Task: Only a number is wanted here: the count of lines in the data below where the string "Design" occurs.

Records from a dataset:

= Beginning of Section =

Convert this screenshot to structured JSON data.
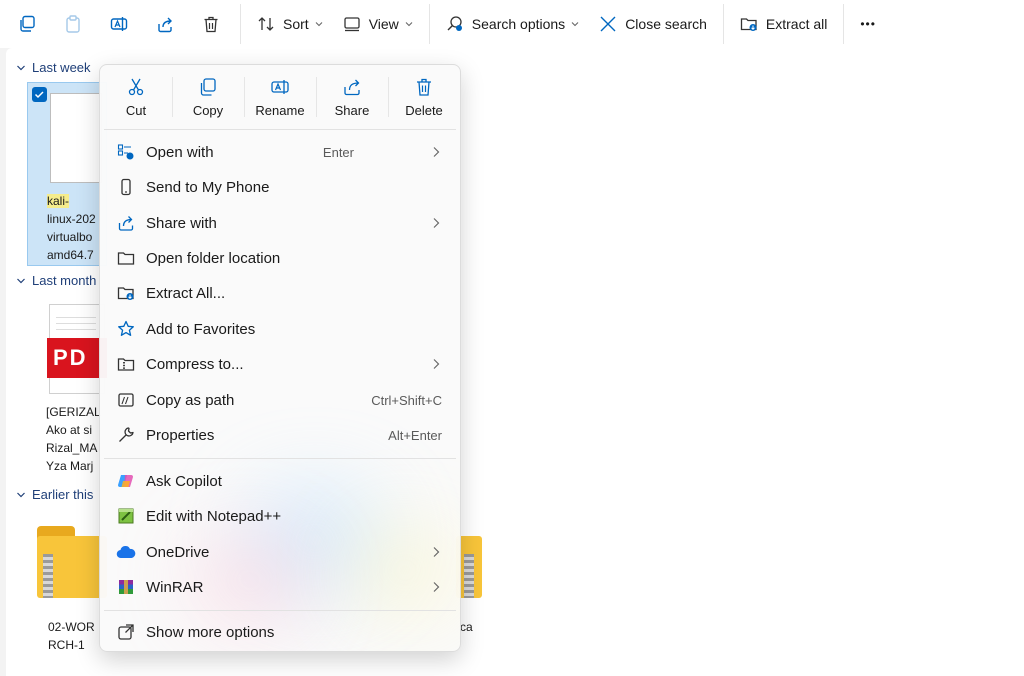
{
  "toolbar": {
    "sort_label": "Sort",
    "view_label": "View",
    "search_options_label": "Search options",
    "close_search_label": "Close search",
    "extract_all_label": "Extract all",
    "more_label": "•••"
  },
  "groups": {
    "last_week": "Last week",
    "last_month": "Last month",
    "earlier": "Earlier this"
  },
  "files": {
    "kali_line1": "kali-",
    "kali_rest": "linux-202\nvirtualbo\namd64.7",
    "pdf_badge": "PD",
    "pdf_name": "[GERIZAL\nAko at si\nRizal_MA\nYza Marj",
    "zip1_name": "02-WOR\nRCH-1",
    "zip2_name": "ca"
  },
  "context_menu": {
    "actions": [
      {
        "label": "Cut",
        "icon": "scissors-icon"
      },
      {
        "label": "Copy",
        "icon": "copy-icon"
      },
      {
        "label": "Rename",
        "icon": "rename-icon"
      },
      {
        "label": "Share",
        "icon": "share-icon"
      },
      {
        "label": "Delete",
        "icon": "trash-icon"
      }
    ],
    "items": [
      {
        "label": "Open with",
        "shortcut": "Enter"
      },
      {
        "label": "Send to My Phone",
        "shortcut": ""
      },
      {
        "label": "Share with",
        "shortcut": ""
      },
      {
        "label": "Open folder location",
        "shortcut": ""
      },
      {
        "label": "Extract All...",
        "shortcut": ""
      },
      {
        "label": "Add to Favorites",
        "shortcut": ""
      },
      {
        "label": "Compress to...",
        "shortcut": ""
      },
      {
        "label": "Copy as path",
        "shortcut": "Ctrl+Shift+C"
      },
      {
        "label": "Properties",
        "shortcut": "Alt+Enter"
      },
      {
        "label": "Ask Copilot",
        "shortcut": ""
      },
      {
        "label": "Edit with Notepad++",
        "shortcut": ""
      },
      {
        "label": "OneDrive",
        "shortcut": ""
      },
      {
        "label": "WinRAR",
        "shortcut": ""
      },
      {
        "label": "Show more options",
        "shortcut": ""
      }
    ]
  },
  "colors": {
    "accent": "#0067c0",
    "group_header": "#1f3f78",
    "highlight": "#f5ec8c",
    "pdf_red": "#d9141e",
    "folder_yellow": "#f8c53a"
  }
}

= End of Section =
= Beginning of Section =

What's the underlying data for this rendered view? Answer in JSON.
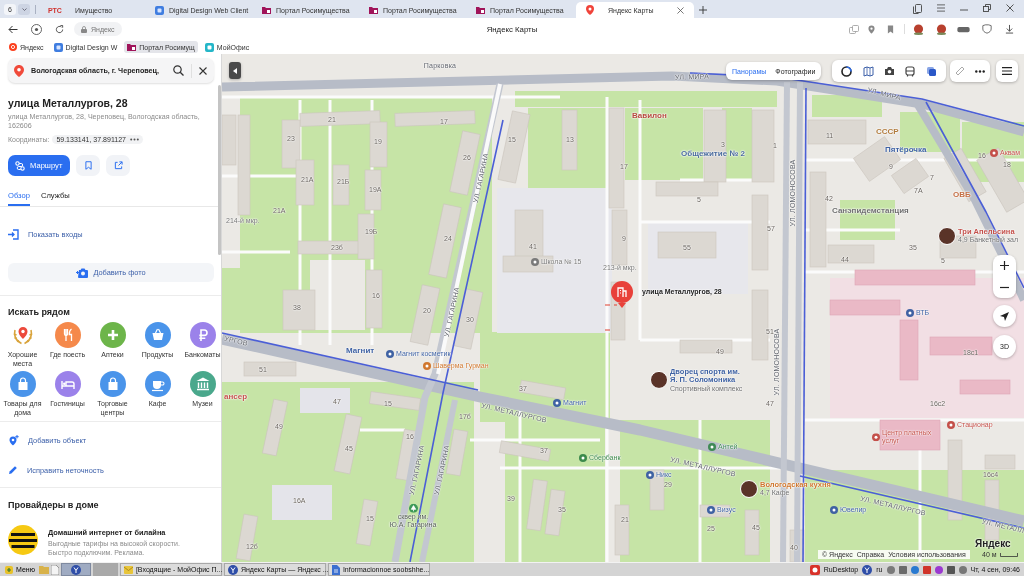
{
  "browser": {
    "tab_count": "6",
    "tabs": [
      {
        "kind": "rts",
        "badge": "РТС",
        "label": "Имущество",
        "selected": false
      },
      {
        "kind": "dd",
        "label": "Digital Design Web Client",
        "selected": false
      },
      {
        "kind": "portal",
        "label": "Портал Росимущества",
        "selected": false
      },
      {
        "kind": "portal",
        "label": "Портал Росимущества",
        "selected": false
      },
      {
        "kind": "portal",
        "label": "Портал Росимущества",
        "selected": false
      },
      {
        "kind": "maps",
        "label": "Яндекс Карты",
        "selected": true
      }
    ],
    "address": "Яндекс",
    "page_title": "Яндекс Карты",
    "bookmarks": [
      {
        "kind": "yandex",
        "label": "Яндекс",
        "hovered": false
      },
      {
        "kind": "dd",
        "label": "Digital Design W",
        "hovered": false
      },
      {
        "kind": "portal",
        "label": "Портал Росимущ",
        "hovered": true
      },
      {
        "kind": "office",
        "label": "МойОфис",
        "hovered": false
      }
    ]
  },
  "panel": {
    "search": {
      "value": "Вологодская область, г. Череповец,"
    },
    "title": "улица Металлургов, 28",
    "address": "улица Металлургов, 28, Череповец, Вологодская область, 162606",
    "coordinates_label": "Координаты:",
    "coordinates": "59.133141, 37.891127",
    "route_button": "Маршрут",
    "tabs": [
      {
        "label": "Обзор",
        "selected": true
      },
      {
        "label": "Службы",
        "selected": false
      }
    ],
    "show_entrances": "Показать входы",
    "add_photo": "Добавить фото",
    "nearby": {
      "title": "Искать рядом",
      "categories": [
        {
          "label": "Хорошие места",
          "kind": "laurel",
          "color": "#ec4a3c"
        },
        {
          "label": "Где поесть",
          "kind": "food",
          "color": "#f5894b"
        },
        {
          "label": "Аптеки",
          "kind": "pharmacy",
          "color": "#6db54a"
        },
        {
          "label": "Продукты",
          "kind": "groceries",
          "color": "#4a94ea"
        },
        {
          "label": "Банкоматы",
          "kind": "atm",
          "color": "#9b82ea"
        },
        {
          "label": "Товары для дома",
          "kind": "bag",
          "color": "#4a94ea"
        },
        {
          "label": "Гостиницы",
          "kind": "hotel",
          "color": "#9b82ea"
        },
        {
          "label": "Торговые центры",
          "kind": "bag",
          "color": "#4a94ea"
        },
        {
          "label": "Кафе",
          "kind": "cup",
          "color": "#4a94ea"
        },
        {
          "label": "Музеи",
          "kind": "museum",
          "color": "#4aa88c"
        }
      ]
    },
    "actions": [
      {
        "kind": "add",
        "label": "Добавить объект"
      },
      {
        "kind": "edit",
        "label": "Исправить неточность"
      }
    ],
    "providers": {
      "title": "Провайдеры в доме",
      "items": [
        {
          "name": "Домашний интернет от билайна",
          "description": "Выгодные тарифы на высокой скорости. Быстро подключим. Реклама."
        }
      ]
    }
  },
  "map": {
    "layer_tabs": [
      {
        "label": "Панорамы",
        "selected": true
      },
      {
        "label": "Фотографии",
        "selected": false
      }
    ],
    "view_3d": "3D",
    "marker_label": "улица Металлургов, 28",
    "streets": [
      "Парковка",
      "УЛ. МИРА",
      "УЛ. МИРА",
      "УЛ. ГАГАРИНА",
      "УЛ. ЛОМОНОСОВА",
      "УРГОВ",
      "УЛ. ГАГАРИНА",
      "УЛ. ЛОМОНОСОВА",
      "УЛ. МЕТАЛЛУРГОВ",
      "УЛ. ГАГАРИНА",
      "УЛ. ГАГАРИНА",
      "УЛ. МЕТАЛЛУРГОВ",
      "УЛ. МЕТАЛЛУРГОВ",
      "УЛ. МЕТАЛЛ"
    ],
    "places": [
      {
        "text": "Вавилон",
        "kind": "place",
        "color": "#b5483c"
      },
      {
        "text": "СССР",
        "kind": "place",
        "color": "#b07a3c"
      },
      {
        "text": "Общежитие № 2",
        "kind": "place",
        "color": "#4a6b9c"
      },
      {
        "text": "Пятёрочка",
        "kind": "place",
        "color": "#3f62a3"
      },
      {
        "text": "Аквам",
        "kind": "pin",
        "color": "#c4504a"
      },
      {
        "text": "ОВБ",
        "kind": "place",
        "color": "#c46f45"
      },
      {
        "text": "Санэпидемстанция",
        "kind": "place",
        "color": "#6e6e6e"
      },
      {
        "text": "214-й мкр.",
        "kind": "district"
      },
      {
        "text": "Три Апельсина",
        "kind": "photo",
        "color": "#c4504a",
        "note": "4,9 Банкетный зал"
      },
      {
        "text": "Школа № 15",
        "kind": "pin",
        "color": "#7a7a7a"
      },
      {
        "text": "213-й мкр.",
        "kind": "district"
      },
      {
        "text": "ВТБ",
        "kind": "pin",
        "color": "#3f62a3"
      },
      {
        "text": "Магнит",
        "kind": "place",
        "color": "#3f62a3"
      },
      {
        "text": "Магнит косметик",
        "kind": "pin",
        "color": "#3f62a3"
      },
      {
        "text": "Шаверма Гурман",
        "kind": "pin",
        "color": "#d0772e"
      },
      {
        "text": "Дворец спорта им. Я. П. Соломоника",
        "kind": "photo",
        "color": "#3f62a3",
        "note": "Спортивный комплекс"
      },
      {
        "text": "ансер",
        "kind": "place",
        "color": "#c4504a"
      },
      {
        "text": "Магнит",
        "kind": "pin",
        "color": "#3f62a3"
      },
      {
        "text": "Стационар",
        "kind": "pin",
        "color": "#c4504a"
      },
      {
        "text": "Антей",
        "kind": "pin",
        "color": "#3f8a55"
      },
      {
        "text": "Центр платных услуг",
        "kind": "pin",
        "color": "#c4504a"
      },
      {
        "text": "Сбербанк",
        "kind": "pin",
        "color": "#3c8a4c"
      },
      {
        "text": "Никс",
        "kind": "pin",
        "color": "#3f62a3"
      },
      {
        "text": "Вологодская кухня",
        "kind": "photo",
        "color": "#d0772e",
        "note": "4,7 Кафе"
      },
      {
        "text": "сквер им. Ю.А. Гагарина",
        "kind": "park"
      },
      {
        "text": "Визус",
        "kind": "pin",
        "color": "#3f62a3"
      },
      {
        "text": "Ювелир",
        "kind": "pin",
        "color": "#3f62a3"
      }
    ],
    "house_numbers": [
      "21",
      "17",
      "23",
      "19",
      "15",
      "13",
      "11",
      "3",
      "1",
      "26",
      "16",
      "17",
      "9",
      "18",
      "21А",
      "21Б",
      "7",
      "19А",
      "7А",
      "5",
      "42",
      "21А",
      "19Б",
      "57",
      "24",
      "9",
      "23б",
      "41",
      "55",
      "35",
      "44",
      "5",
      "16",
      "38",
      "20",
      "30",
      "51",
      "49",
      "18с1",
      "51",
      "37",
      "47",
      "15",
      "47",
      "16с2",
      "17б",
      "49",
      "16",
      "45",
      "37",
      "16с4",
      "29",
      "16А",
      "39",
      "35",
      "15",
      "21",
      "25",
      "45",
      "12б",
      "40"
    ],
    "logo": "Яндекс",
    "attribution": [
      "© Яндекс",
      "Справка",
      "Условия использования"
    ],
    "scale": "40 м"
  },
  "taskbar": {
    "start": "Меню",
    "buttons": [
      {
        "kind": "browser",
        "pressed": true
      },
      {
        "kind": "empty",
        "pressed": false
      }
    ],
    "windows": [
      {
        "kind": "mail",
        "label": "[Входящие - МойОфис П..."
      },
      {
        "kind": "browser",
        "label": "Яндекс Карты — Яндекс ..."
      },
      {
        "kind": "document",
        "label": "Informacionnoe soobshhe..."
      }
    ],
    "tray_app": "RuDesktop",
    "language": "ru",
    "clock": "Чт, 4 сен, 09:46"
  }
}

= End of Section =

Completed task: 2